Powers of Attorney – Do they help?
A Power of Attorney (medical or financial) is a written and notarized document giving an individual (agent) the legal power to act on behalf of another (principal) according to the written terms of the document.
A Power of Attorney must be in place before incapacity occurs because an incapacitated person often cannot choose an agent or grant authority under the Power of Attorney due to a lack of capacity. It is important to remember that a Power of Attorney gives the agent the same authority the principal has regarding decision-making and it does not remove any rights from the principal.
Problems with Powers of Attorney are: potential for abuse, different financial institutions have different requirements for invoking powers of attorney, the named agents are at risk for liability due to mistakes, the incapacitated person may outlive the agent, and there is little oversight or guidance about decision-making. Because no rights are removed from the incapacitated principal, there may be significant risk to the principal of creating more harm.
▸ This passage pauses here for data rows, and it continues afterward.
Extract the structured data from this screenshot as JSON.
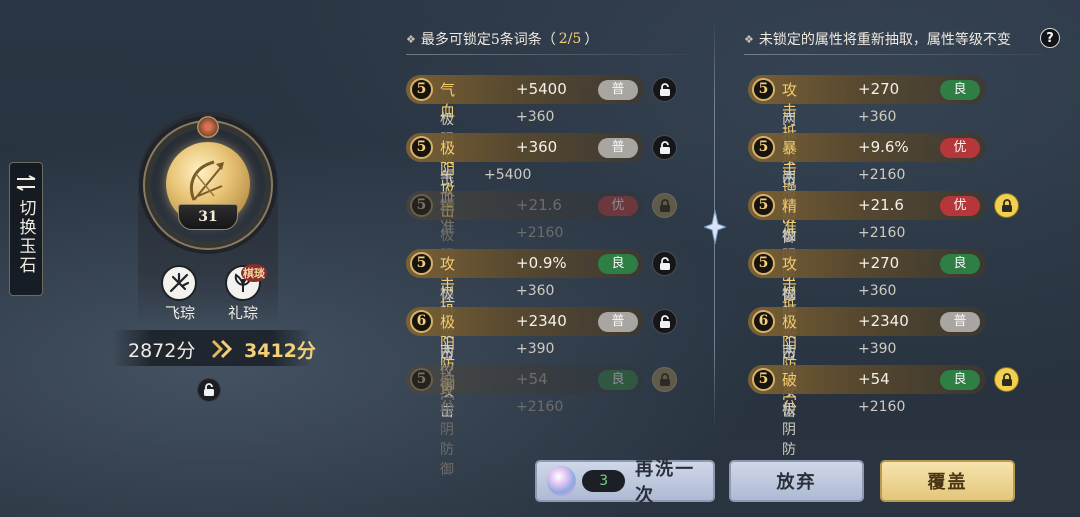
{
  "switch_tab": {
    "label": "切换玉石"
  },
  "jade": {
    "level": "31"
  },
  "skills": [
    {
      "label": "飞琮",
      "icon": "feicong-skill-icon"
    },
    {
      "label": "礼琮",
      "icon": "licong-skill-icon",
      "tag": "棋琰"
    }
  ],
  "score": {
    "old": "2872分",
    "new": "3412分"
  },
  "left_panel": {
    "header_prefix": "最多可锁定5条词条（",
    "header_count": "2/5",
    "header_suffix": "）",
    "rows": [
      {
        "level": "5",
        "main_name": "气血",
        "main_value": "+5400",
        "quality": "普",
        "sub_name": "极阳攻击",
        "sub_value": "+360",
        "locked": false,
        "dim": false
      },
      {
        "level": "5",
        "main_name": "极阴攻击",
        "main_value": "+360",
        "quality": "普",
        "sub_name": "气血",
        "sub_value": "+5400",
        "locked": false,
        "dim": false
      },
      {
        "level": "5",
        "main_name": "精准",
        "main_value": "+21.6",
        "quality": "优",
        "sub_name": "极阴防御",
        "sub_value": "+2160",
        "locked": true,
        "dim": true
      },
      {
        "level": "5",
        "main_name": "攻击抗率",
        "main_value": "+0.9%",
        "quality": "良",
        "sub_name": "极阴攻击",
        "sub_value": "+360",
        "locked": false,
        "dim": false
      },
      {
        "level": "6",
        "main_name": "极阳防御",
        "main_value": "+2340",
        "quality": "普",
        "sub_name": "两仪攻击",
        "sub_value": "+390",
        "locked": false,
        "dim": false
      },
      {
        "level": "5",
        "main_name": "破穴",
        "main_value": "+54",
        "quality": "良",
        "sub_name": "极阴防御",
        "sub_value": "+2160",
        "locked": true,
        "dim": true
      }
    ]
  },
  "right_panel": {
    "header": "未锁定的属性将重新抽取，属性等级不变",
    "help": "?",
    "rows": [
      {
        "level": "5",
        "main_name": "攻击抵抗",
        "main_value": "+270",
        "quality": "良",
        "sub_name": "两仪攻击",
        "sub_value": "+360",
        "locked": false
      },
      {
        "level": "5",
        "main_name": "暴击增伤",
        "main_value": "+9.6%",
        "quality": "优",
        "sub_name": "两仪防御",
        "sub_value": "+2160",
        "locked": false
      },
      {
        "level": "5",
        "main_name": "精准",
        "main_value": "+21.6",
        "quality": "优",
        "sub_name": "极阴防御",
        "sub_value": "+2160",
        "locked": true
      },
      {
        "level": "5",
        "main_name": "攻击抵抗",
        "main_value": "+270",
        "quality": "良",
        "sub_name": "极阴攻击",
        "sub_value": "+360",
        "locked": false
      },
      {
        "level": "6",
        "main_name": "极阳防御",
        "main_value": "+2340",
        "quality": "普",
        "sub_name": "两仪攻击",
        "sub_value": "+390",
        "locked": false
      },
      {
        "level": "5",
        "main_name": "破穴",
        "main_value": "+54",
        "quality": "良",
        "sub_name": "极阴防御",
        "sub_value": "+2160",
        "locked": true
      }
    ]
  },
  "buttons": {
    "rewash_cost": "3",
    "rewash_label": "再洗一次",
    "give_up_label": "放弃",
    "cover_label": "覆盖"
  },
  "colors": {
    "gold_text": "#f3cc6e",
    "quality_pu": "#a9a6a2",
    "quality_liang": "#2f7e43",
    "quality_you": "#b5373a",
    "lock_active": "#f1cf4f"
  }
}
What is a Guardianship?
A court proceeding initiated to supervise the management of the personal affairs (e.g. living accommodations, health care) of a minor child or an incapacitated person.
What is a Conservatorship?
a Living Probate proceeding initiated to supervise the management of the property of an incapacitated person.
If an incapacitated person has a Power of Attorney naming an agent, is a Guardianship or Conservatorship necessary?
It depends upon the authority granted in the Power of Attorney. Broad powers may have been granted over personal or financial matters, or very limited powers to act only in certain circumstances. When a Power of Attorney grants limited powers or a principal is not cooperative with the agent, a guardianship or conservatorship may be necessary.
A person can be nominated as a guardian or conservator or if no one is available to act in that role, the court will select someone. A guardianship or conservatorship may temporary or permanent, and may be given with or without restrictions as deemed appropriate by the court.
Beginning a Guardianship and/or Conservatorship Proceeding
It can be critically important to begin this process as soon as possible, even sometimes when a loved one is in the hospital. This is because families may be forced through the process the after discharge when it is much harder and more time consuming. The difficulty after discharge is compounded by caring for the newly incapacitated person. If the process is facilitated or at least initiated during a hospitalization, it is less costly and much easier for patients and families.
We can help if you are concerned your friend or family member may need a Guardianship or Conservatorship.